**DESCRIPTION OF THE TASK**.
Only the lines of the data holding the string "title" need to be returned.

**DATA FOR REVIEW**.
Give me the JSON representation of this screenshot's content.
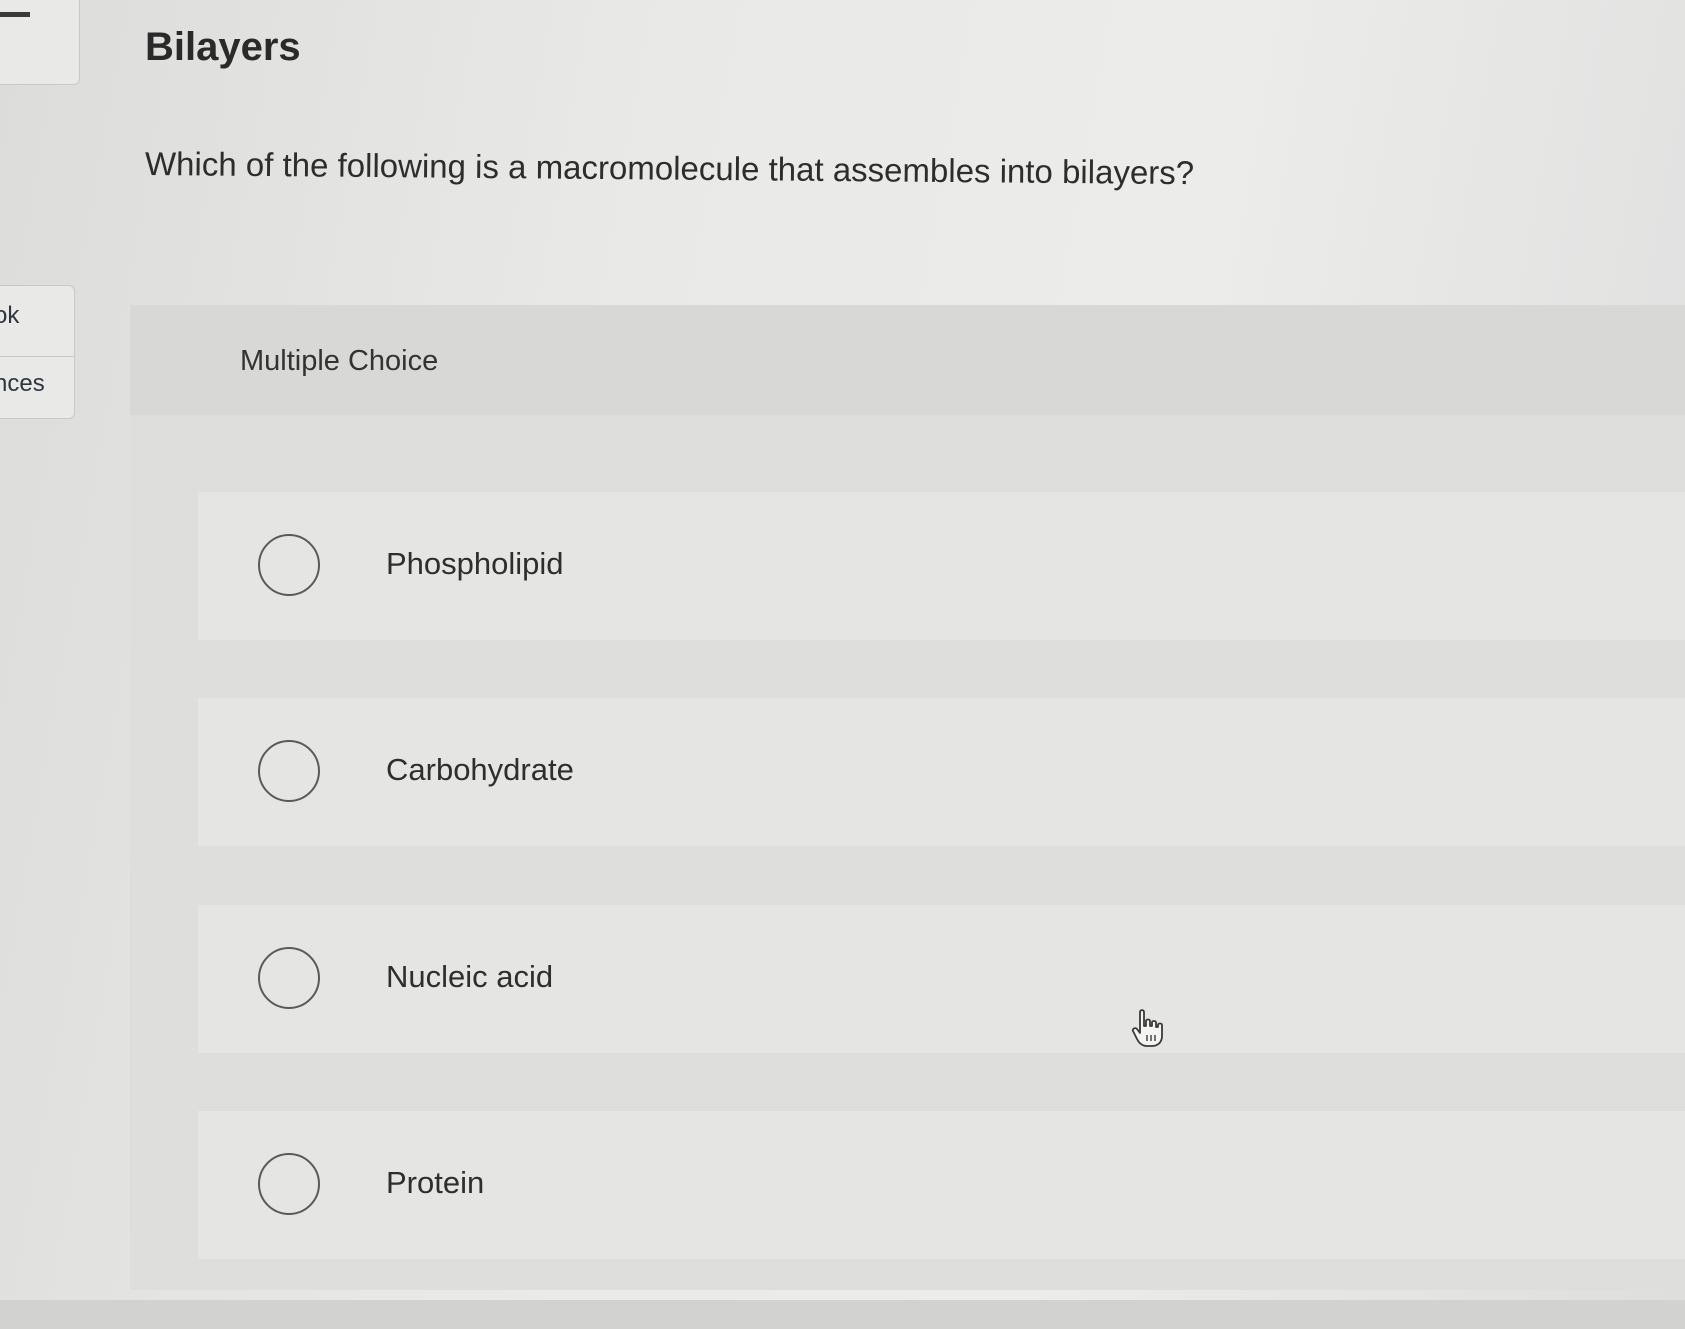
{
  "sidebar": {
    "tab_1_label": "ok",
    "tab_2_label": "nces"
  },
  "page": {
    "title": "Bilayers",
    "question": "Which of the following is a macromolecule that assembles into bilayers?"
  },
  "multiple_choice": {
    "label": "Multiple Choice",
    "options": [
      {
        "label": "Phospholipid",
        "selected": false
      },
      {
        "label": "Carbohydrate",
        "selected": false
      },
      {
        "label": "Nucleic acid",
        "selected": false
      },
      {
        "label": "Protein",
        "selected": false
      }
    ]
  },
  "icons": {
    "menu": "menu-icon",
    "radio": "radio-button-icon",
    "cursor": "hand-pointer-cursor-icon"
  }
}
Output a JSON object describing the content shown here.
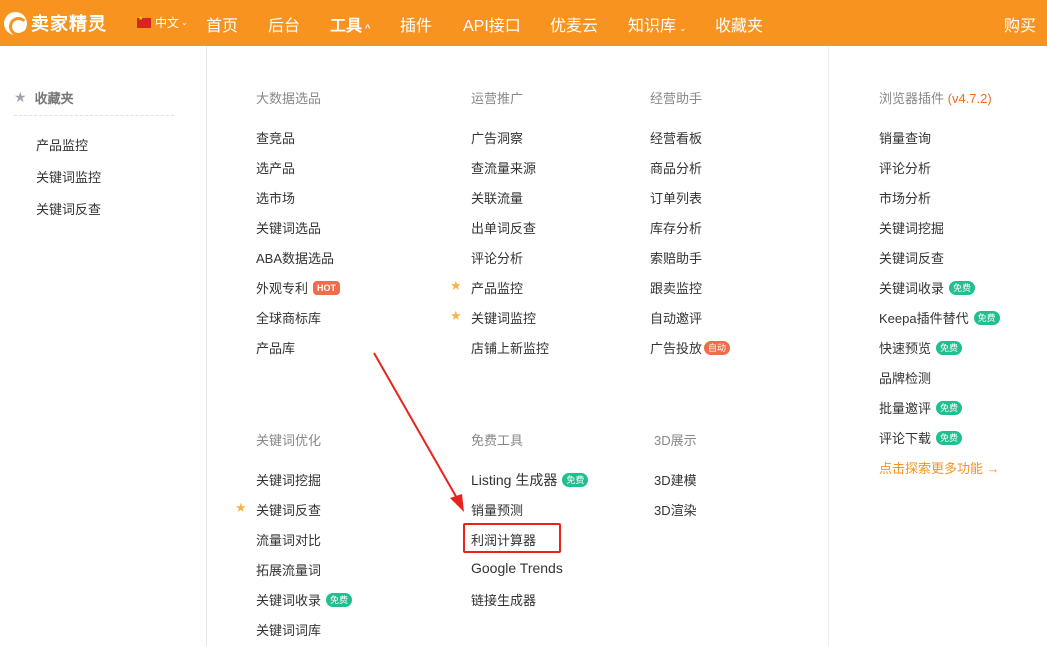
{
  "brand": {
    "name": "卖家精灵"
  },
  "nav": {
    "lang": "中文",
    "items": [
      "首页",
      "后台",
      "工具",
      "插件",
      "API接口",
      "优麦云",
      "知识库",
      "收藏夹"
    ],
    "buy": "购买"
  },
  "favorites": {
    "title": "收藏夹",
    "items": [
      "产品监控",
      "关键词监控",
      "关键词反查"
    ]
  },
  "sections": {
    "bigdata": {
      "title": "大数据选品",
      "items": [
        "查竞品",
        "选产品",
        "选市场",
        "关键词选品",
        "ABA数据选品",
        "外观专利",
        "全球商标库",
        "产品库"
      ]
    },
    "ops": {
      "title": "运营推广",
      "items": [
        "广告洞察",
        "查流量来源",
        "关联流量",
        "出单词反查",
        "评论分析",
        "产品监控",
        "关键词监控",
        "店铺上新监控"
      ]
    },
    "assist": {
      "title": "经营助手",
      "items": [
        "经营看板",
        "商品分析",
        "订单列表",
        "库存分析",
        "索赔助手",
        "跟卖监控",
        "自动邀评",
        "广告投放"
      ]
    },
    "plugin": {
      "title": "浏览器插件",
      "version": "(v4.7.2)",
      "items": [
        "销量查询",
        "评论分析",
        "市场分析",
        "关键词挖掘",
        "关键词反查",
        "关键词收录",
        "Keepa插件替代",
        "快速预览",
        "品牌检测",
        "批量邀评",
        "评论下载"
      ],
      "more": "点击探索更多功能 →"
    },
    "keyword": {
      "title": "关键词优化",
      "items": [
        "关键词挖掘",
        "关键词反查",
        "流量词对比",
        "拓展流量词",
        "关键词收录",
        "关键词词库"
      ]
    },
    "free": {
      "title": "免费工具",
      "items": [
        "Listing 生成器",
        "销量预测",
        "利润计算器",
        "Google Trends",
        "链接生成器"
      ]
    },
    "threed": {
      "title": "3D展示",
      "items": [
        "3D建模",
        "3D渲染"
      ]
    }
  },
  "badges": {
    "hot": "HOT",
    "free": "免费",
    "auto": "自动"
  },
  "colors": {
    "brand": "#f7931e",
    "badge_free": "#1fbf8f",
    "badge_hot": "#f26b4a",
    "annotation": "#e8231b"
  }
}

**RESPONSE FOR THIS EXERCISE**.
    "title": "Bilayers",
    "title": "收藏夹",
      "title": "大数据选品",
      "title": "运营推广",
      "title": "经营助手",
      "title": "浏览器插件",
      "title": "关键词优化",
      "title": "免费工具",
      "title": "3D展示",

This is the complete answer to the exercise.